**Available data**
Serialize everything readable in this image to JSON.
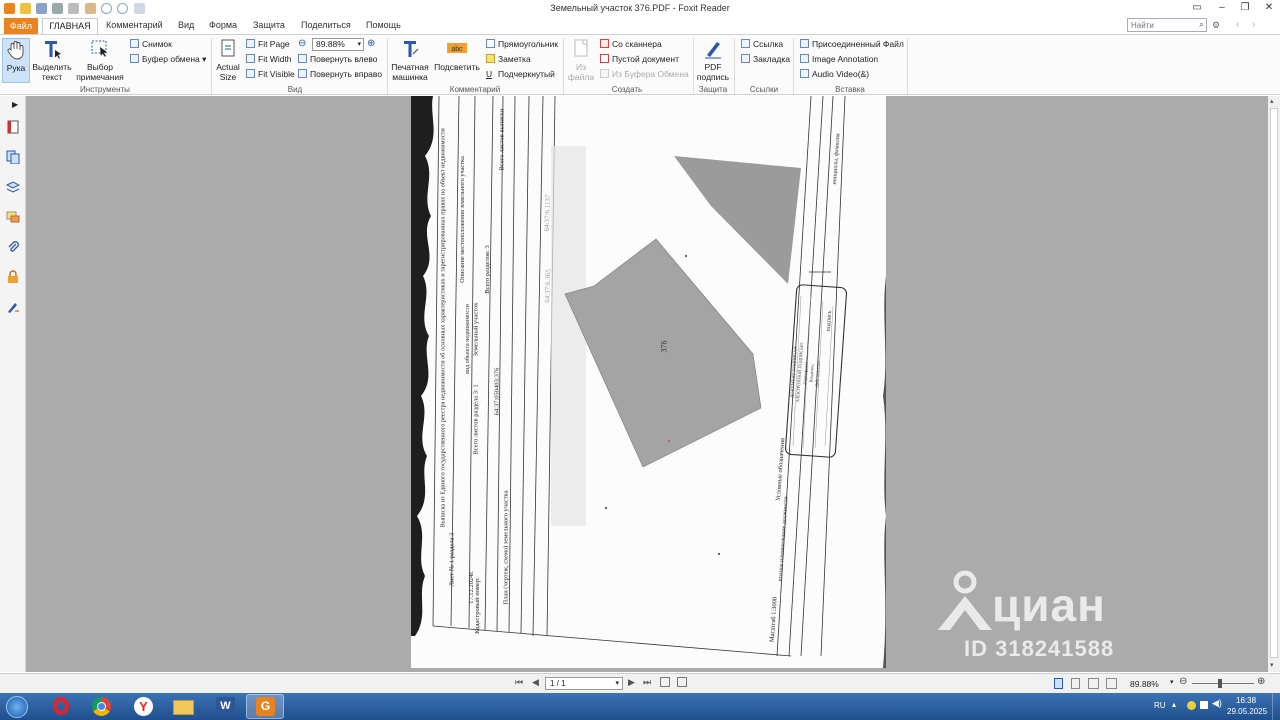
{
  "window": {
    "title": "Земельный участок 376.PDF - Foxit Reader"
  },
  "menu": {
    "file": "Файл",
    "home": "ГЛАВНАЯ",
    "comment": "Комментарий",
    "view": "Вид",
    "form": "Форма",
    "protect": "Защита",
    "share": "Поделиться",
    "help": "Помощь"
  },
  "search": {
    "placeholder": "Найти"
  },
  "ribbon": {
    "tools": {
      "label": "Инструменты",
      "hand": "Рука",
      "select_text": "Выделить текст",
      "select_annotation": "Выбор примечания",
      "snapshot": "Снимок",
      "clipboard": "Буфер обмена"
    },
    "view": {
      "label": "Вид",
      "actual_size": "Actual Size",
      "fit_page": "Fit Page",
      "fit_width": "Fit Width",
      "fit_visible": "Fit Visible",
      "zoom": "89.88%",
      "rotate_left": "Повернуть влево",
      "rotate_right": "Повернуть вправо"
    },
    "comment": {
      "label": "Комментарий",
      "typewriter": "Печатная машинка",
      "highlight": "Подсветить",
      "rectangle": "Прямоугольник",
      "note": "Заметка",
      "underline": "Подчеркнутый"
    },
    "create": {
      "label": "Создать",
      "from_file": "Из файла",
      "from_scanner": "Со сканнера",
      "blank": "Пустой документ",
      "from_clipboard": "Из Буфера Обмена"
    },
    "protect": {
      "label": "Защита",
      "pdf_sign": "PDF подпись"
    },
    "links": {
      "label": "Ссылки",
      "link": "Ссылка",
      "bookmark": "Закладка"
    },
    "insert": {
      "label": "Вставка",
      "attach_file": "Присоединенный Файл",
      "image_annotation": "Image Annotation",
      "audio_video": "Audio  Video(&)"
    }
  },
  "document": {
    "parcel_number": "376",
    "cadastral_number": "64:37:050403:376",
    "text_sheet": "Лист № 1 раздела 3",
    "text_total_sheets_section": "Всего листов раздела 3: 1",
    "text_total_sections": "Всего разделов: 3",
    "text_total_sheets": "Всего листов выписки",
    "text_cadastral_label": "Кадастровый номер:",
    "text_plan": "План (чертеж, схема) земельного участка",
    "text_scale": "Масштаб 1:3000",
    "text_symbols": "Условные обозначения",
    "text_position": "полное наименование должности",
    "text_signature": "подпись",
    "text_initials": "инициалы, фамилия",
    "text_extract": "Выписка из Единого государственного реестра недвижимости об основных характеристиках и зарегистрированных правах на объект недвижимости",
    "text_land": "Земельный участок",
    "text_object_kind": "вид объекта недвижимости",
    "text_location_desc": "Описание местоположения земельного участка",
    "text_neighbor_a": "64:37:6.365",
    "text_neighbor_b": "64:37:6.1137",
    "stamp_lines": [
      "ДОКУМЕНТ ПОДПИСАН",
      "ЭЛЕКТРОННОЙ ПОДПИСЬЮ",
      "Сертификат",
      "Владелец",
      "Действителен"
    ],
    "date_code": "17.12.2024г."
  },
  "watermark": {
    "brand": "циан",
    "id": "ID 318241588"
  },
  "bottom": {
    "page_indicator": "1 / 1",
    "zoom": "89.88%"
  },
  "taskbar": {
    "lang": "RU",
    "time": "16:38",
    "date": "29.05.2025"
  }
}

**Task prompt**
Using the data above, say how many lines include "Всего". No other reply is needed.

**Result below**
3